### Provided entries

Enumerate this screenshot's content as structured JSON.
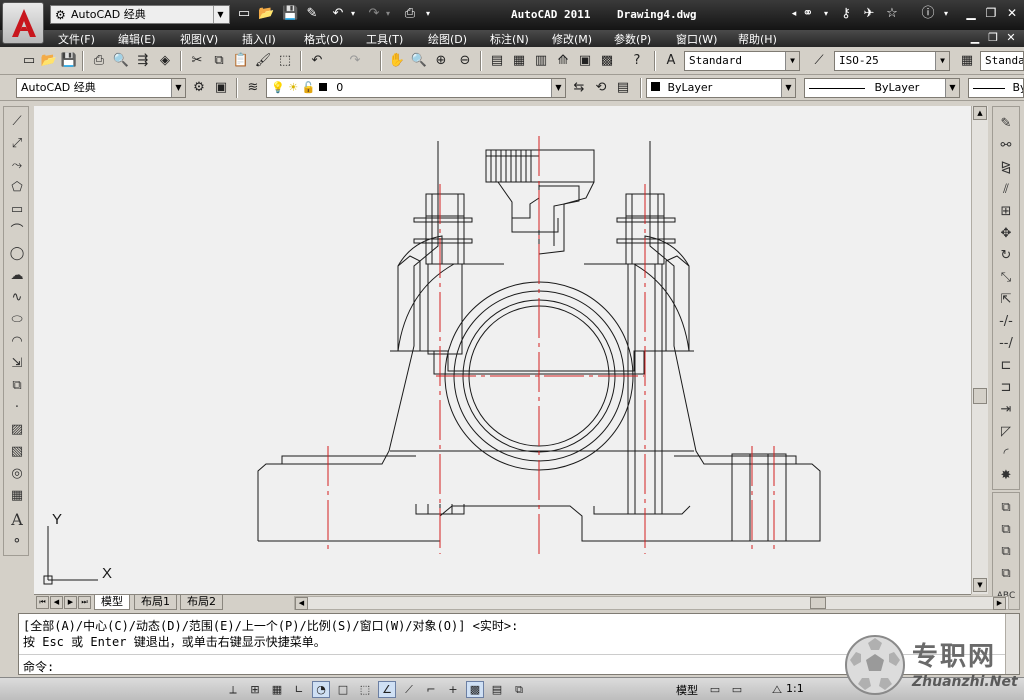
{
  "title_bar": {
    "workspace": "AutoCAD 经典",
    "app_name": "AutoCAD 2011",
    "document": "Drawing4.dwg",
    "quick_access_icons": [
      "new-icon",
      "open-icon",
      "save-icon",
      "save-as-icon",
      "undo-icon",
      "redo-icon",
      "plot-icon"
    ],
    "right_icons": [
      "binoculars-icon",
      "key-icon",
      "satellite-icon",
      "star-icon",
      "help-icon"
    ],
    "window_controls": [
      "minimize",
      "restore",
      "close"
    ]
  },
  "menu": {
    "items": [
      "文件(F)",
      "编辑(E)",
      "视图(V)",
      "插入(I)",
      "格式(O)",
      "工具(T)",
      "绘图(D)",
      "标注(N)",
      "修改(M)",
      "参数(P)",
      "窗口(W)",
      "帮助(H)"
    ]
  },
  "styles_toolbar": {
    "text_style": "Standard",
    "dim_style": "ISO-25",
    "table_style": "Standard"
  },
  "workspace_toolbar": {
    "workspace": "AutoCAD 经典"
  },
  "layers_toolbar": {
    "current_layer": "0"
  },
  "properties_toolbar": {
    "color": "ByLayer",
    "linetype": "ByLayer",
    "lineweight": "ByLayer"
  },
  "drawing": {
    "background": "#f0f0f0",
    "line_color": "#1a1a1a",
    "centerline_color": "#d42020",
    "ucs_x_label": "X",
    "ucs_y_label": "Y"
  },
  "tabs": {
    "items": [
      "模型",
      "布局1",
      "布局2"
    ],
    "active": "模型"
  },
  "command": {
    "history_1": "[全部(A)/中心(C)/动态(D)/范围(E)/上一个(P)/比例(S)/窗口(W)/对象(O)] <实时>:",
    "history_2": "按 Esc 或 Enter 键退出，或单击右键显示快捷菜单。",
    "prompt": "命令:",
    "input_value": ""
  },
  "status_bar": {
    "space_label": "模型",
    "scale": "1:1"
  },
  "watermark": {
    "chinese": "专职网",
    "url": "Zhuanzhi.Net"
  },
  "colors": {
    "title_bg": "#1e1e1e",
    "chrome": "#d4d0c8",
    "centerline": "#d42020"
  }
}
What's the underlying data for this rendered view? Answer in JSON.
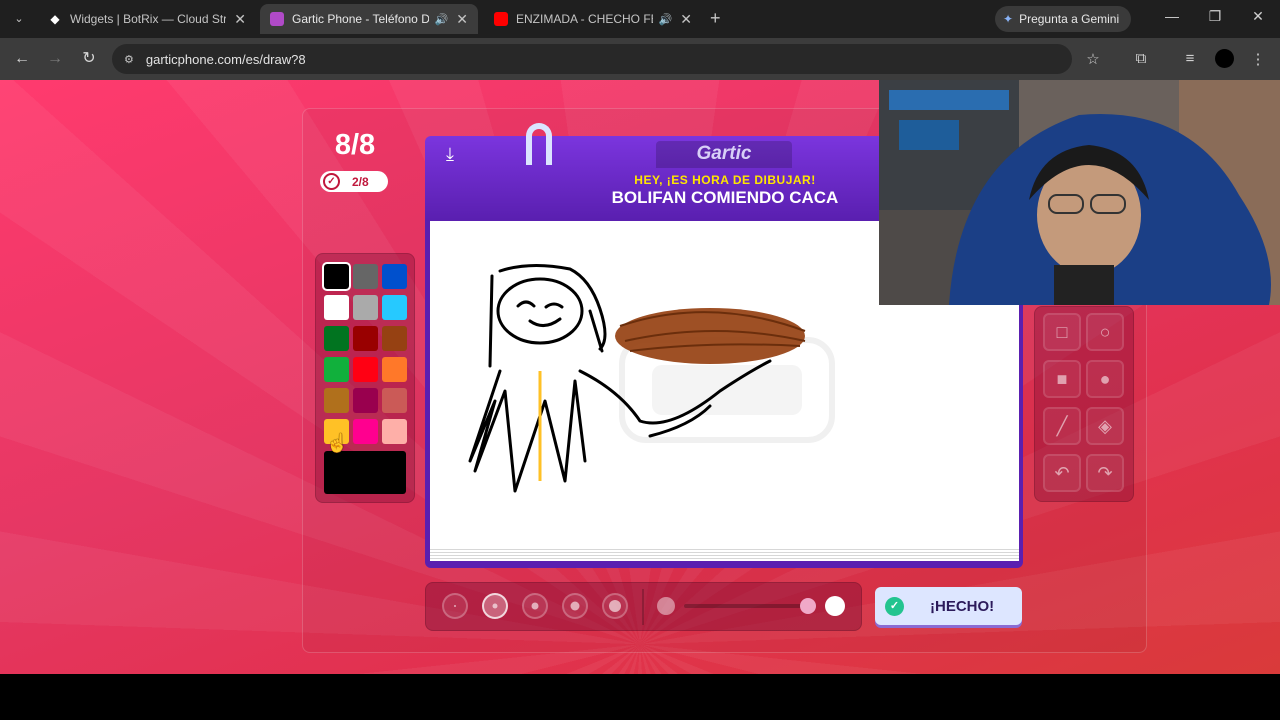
{
  "browser": {
    "tabs": [
      {
        "title": "Widgets | BotRix — Cloud Stream",
        "favicon_color": "#ffffff",
        "audio": false
      },
      {
        "title": "Gartic Phone - Teléfono De",
        "favicon_color": "#b04ac8",
        "audio": true
      },
      {
        "title": "ENZIMADA - CHECHO FEAT",
        "favicon_color": "#ff0000",
        "audio": true
      }
    ],
    "new_tab": "+",
    "gemini_label": "Pregunta a Gemini",
    "url": "garticphone.com/es/draw?8"
  },
  "game": {
    "round": "8/8",
    "done_count": "2/8",
    "brand": "Gartic",
    "subline": "HEY, ¡ES HORA DE DIBUJAR!",
    "prompt": "BOLIFAN COMIENDO CACA",
    "done_button": "¡HECHO!",
    "current_color": "#000000",
    "palette": [
      "#000000",
      "#666666",
      "#0050cd",
      "#ffffff",
      "#aaaaaa",
      "#26c9ff",
      "#017420",
      "#990000",
      "#964112",
      "#11b03c",
      "#ff0013",
      "#ff7829",
      "#b0701c",
      "#99004e",
      "#cb5a57",
      "#ffc126",
      "#ff008f",
      "#feafa8"
    ],
    "selected_color_index": 0,
    "tools": [
      "square-outline",
      "circle-outline",
      "square-filled",
      "circle-filled",
      "line",
      "bucket",
      "undo",
      "redo"
    ],
    "brush_sizes": 5,
    "selected_brush_index": 1,
    "opacity": 1.0
  }
}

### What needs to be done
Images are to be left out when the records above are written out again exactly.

### Written solution
Enumerate this screenshot's content as structured JSON.
{
  "title_bar": {
    "workspace": "AutoCAD 经典",
    "app_name": "AutoCAD 2011",
    "document": "Drawing4.dwg",
    "quick_access_icons": [
      "new-icon",
      "open-icon",
      "save-icon",
      "save-as-icon",
      "undo-icon",
      "redo-icon",
      "plot-icon"
    ],
    "right_icons": [
      "binoculars-icon",
      "key-icon",
      "satellite-icon",
      "star-icon",
      "help-icon"
    ],
    "window_controls": [
      "minimize",
      "restore",
      "close"
    ]
  },
  "menu": {
    "items": [
      "文件(F)",
      "编辑(E)",
      "视图(V)",
      "插入(I)",
      "格式(O)",
      "工具(T)",
      "绘图(D)",
      "标注(N)",
      "修改(M)",
      "参数(P)",
      "窗口(W)",
      "帮助(H)"
    ]
  },
  "styles_toolbar": {
    "text_style": "Standard",
    "dim_style": "ISO-25",
    "table_style": "Standard"
  },
  "workspace_toolbar": {
    "workspace": "AutoCAD 经典"
  },
  "layers_toolbar": {
    "current_layer": "0"
  },
  "properties_toolbar": {
    "color": "ByLayer",
    "linetype": "ByLayer",
    "lineweight": "ByLayer"
  },
  "drawing": {
    "background": "#f0f0f0",
    "line_color": "#1a1a1a",
    "centerline_color": "#d42020",
    "ucs_x_label": "X",
    "ucs_y_label": "Y"
  },
  "tabs": {
    "items": [
      "模型",
      "布局1",
      "布局2"
    ],
    "active": "模型"
  },
  "command": {
    "history_1": "[全部(A)/中心(C)/动态(D)/范围(E)/上一个(P)/比例(S)/窗口(W)/对象(O)] <实时>:",
    "history_2": "按 Esc 或 Enter 键退出，或单击右键显示快捷菜单。",
    "prompt": "命令:",
    "input_value": ""
  },
  "status_bar": {
    "space_label": "模型",
    "scale": "1:1"
  },
  "watermark": {
    "chinese": "专职网",
    "url": "Zhuanzhi.Net"
  },
  "colors": {
    "title_bg": "#1e1e1e",
    "chrome": "#d4d0c8",
    "centerline": "#d42020"
  }
}
What's the underlying data for this rendered view? Answer in JSON.
{
  "browser": {
    "tabs": [
      {
        "title": "Widgets | BotRix — Cloud Stream",
        "favicon_color": "#ffffff",
        "audio": false
      },
      {
        "title": "Gartic Phone - Teléfono De",
        "favicon_color": "#b04ac8",
        "audio": true
      },
      {
        "title": "ENZIMADA - CHECHO FEAT",
        "favicon_color": "#ff0000",
        "audio": true
      }
    ],
    "new_tab": "+",
    "gemini_label": "Pregunta a Gemini",
    "url": "garticphone.com/es/draw?8"
  },
  "game": {
    "round": "8/8",
    "done_count": "2/8",
    "brand": "Gartic",
    "subline": "HEY, ¡ES HORA DE DIBUJAR!",
    "prompt": "BOLIFAN COMIENDO CACA",
    "done_button": "¡HECHO!",
    "current_color": "#000000",
    "palette": [
      "#000000",
      "#666666",
      "#0050cd",
      "#ffffff",
      "#aaaaaa",
      "#26c9ff",
      "#017420",
      "#990000",
      "#964112",
      "#11b03c",
      "#ff0013",
      "#ff7829",
      "#b0701c",
      "#99004e",
      "#cb5a57",
      "#ffc126",
      "#ff008f",
      "#feafa8"
    ],
    "selected_color_index": 0,
    "tools": [
      "square-outline",
      "circle-outline",
      "square-filled",
      "circle-filled",
      "line",
      "bucket",
      "undo",
      "redo"
    ],
    "brush_sizes": 5,
    "selected_brush_index": 1,
    "opacity": 1.0
  }
}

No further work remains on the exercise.